NI paper review: Rugby rape trial cost and PSNI data breach
The cost of a high profile rugby rape trial, poppy wreath damage and a PSNI data breach all feature in Monday's papers.
"Anti-paramilitary police lose notebook during loyalist probe," reads the headline in the Irish News.
The paper reports that the PSNI confirmed the book went missing in north Down.
They said: "Inquiries have been conducted to identify any potential risk."
The book included a female officer's name, notes from criminal probes and information on private citizens, names and car registrations of republicans from west Belfast stopped and searched by the taskforce, and crime-force operation codenames.
Meanwhile, a police search is underway for a missing illegally-held firearm believed to have been used during a shooting in north Belfast, the paper reports.
He is in a "stable" condition in the Royal Victoria Hospital.
Sinn Féin councillor, JJ Magee told the paper: "The people of New Lodge are concerned that trouble has spilled over into the streets and caused disturbance to local businesses and homes.
"There can be no place for guns on our streets."
Ireland and Ulster rugby players Paddy Jackson and Stuart Olding were both cleared of raping the same woman in the early hours of 28 June 2016.
Blane McIlroy, who was accused of exposure, and Rory Harrison, who was charged with perverting the course of justice and withholding information, were also found not guilty.
The verdicts came in during the ninth week of the trial.
- Timeline of events in rugby rape trial
- The main figures in the rugby rape trial
- Trial that played out beyond court
The costs were revealed through an Freedom of Information request issued by the paper to the Public Prosecution Service (PPS) and Department of Justice.
The paper reports £336,000 was spent on legal aid; £160,000 was spent by the PPS on prosecution costs and £53,000 on court costs.
It is expected the bill will further increase due to legal bids by Mr Jackson and Mr Olding to recover their defence costs.
'Legacy for Sherry'
Also featuring in the Belfast Telegraph is a mother's bid to fund lifesaving equipment for every school in Northern Ireland.
Fionuala Campbell started the campaign following the death of her daughter, Sherry Campbell, in September 2017.

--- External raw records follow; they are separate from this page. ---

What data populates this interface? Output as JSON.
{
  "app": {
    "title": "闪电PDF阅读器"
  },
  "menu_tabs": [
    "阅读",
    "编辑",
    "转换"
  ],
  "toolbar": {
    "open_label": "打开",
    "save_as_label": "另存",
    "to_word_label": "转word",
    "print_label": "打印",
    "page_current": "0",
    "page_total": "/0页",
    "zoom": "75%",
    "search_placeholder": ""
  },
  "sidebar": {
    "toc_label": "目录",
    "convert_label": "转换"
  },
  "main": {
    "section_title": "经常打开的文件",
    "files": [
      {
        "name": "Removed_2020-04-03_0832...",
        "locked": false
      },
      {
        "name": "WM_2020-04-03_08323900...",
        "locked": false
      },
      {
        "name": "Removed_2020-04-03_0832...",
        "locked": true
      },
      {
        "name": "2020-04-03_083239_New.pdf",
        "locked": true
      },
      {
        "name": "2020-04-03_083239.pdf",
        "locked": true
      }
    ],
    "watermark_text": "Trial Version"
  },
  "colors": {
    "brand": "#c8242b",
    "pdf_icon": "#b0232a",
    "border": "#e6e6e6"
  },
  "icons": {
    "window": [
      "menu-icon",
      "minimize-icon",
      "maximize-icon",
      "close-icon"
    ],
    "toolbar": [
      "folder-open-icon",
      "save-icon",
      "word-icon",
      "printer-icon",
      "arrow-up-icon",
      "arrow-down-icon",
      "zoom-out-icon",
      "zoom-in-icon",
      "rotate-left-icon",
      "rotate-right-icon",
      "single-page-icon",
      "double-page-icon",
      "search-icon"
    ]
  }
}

Sherry, 29, died after choking to death on a piece of meat at her home in County Down.
The family hope that installing portable suctions devices, designed to resuscitate a choking victim following standard procedure, will be a legacy for Sherry.
Eighteen soldiers were killed in two IRA bomb attacks at the site near Warrenpoint in 1979.
Independent councillor, Jarlath Tinnelly told the paper he saw the incident take place.
"The most shocking thing of the whole lot was the brazenness of it," he said.
"On a Saturday afternoon and the amount of traffic going past and the perpetrators absolutely unconcerned about who was watching them and who was seeing this going on."
Columba McVeigh was one 16 people murdered and secretly buried by the IRA.
The 19-year-old was kidnapped on 1 November 1975. His body has never been found.
The search will take place in a section of Bragan Bog near Emyvale, County Monaghan. This is the fifth search in the area since 1999.
The Daily Mirror headlines reads: "Handout for NHS heroes".
According to the paper, staff are being offered food bank vouchers.
Conor McCarthy from Unison told the paper: "This is what we've come to. Having to give people working their guts out food bank vouchers."
He added: "It's usually women who are the lowest paid and need the most help and we expect that we will see an uptake with this."
A mother whose son died from stab wounds in east Belfast also appears in the paper.
Deana Kitson told the paper about the trauma she and her family had undergone since losing her 29-year-old son, Brian Burke.
"Every day I wake there's a nano-second of normality before the horror comes flooding back to my mind," she said.